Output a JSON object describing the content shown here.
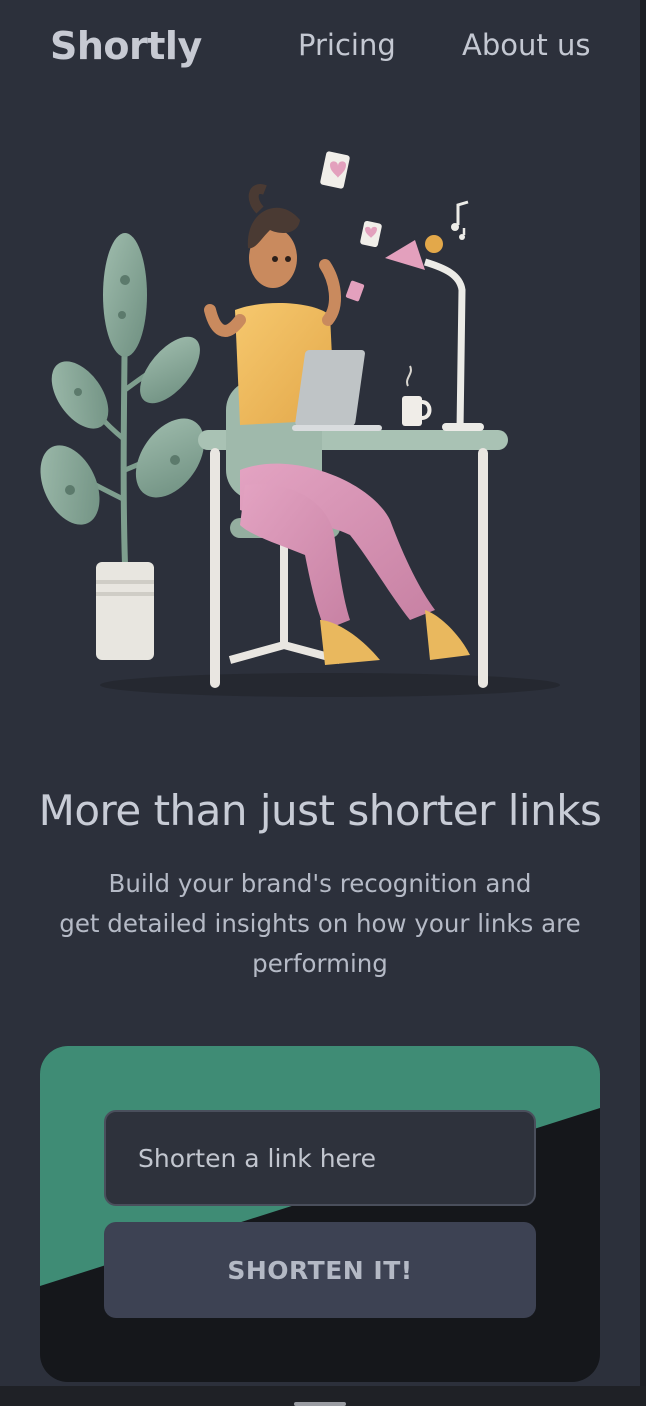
{
  "header": {
    "logo": "Shortly",
    "nav": [
      {
        "label": "Pricing"
      },
      {
        "label": "About us"
      }
    ]
  },
  "hero": {
    "illustration": "person-working-at-desk-illustration",
    "title": "More than just shorter links",
    "subtitle_line1": "Build your brand's recognition and",
    "subtitle_line2": "get detailed insights on how your links are",
    "subtitle_line3": "performing"
  },
  "shorten": {
    "placeholder": "Shorten a link here",
    "button_label": "SHORTEN IT!",
    "colors": {
      "accent": "#3f8c75",
      "card": "#15171b",
      "button": "#3d4253"
    }
  }
}
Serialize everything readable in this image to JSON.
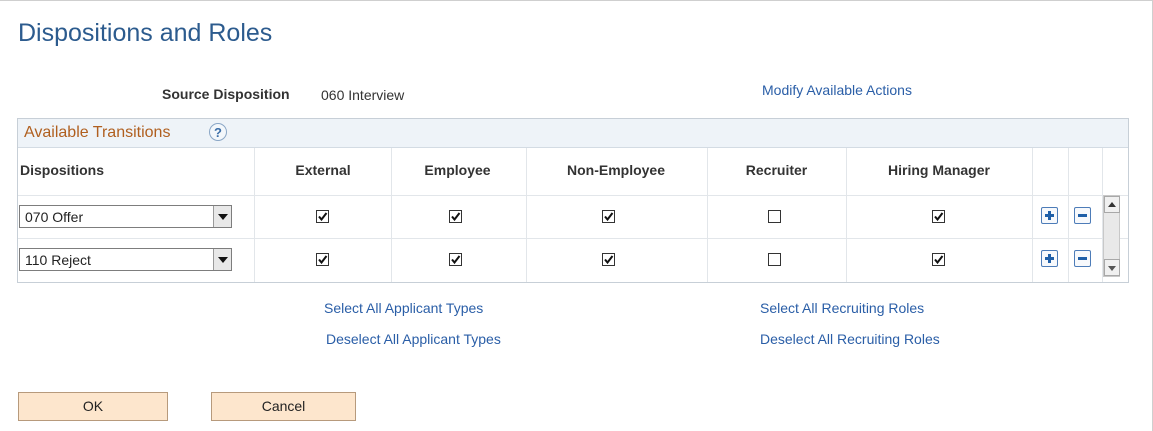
{
  "page": {
    "title": "Dispositions and Roles"
  },
  "source": {
    "label": "Source Disposition",
    "value": "060 Interview"
  },
  "links": {
    "modify_actions": "Modify Available Actions",
    "select_all_applicant": "Select All Applicant Types",
    "deselect_all_applicant": "Deselect All Applicant Types",
    "select_all_recruiting": "Select All Recruiting Roles",
    "deselect_all_recruiting": "Deselect All Recruiting Roles"
  },
  "grid": {
    "title": "Available Transitions",
    "help_icon": "help-icon",
    "help_glyph": "?",
    "columns": [
      "Dispositions",
      "External",
      "Employee",
      "Non-Employee",
      "Recruiter",
      "Hiring Manager"
    ],
    "rows": [
      {
        "disposition": "070 Offer",
        "external": true,
        "employee": true,
        "non_employee": true,
        "recruiter": false,
        "hiring_manager": true
      },
      {
        "disposition": "110 Reject",
        "external": true,
        "employee": true,
        "non_employee": true,
        "recruiter": false,
        "hiring_manager": true
      }
    ],
    "row_actions": {
      "add_icon": "plus-icon",
      "delete_icon": "minus-icon"
    }
  },
  "buttons": {
    "ok": "OK",
    "cancel": "Cancel"
  },
  "colors": {
    "title": "#2c5b8e",
    "link": "#2a5ea7",
    "grid_title": "#b05f1f",
    "button_bg": "#fde6cd"
  }
}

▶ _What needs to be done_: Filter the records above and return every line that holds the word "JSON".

▶ _Result_:
Output a JSON object describing the content shown here.
Serialize everything readable in this image to JSON.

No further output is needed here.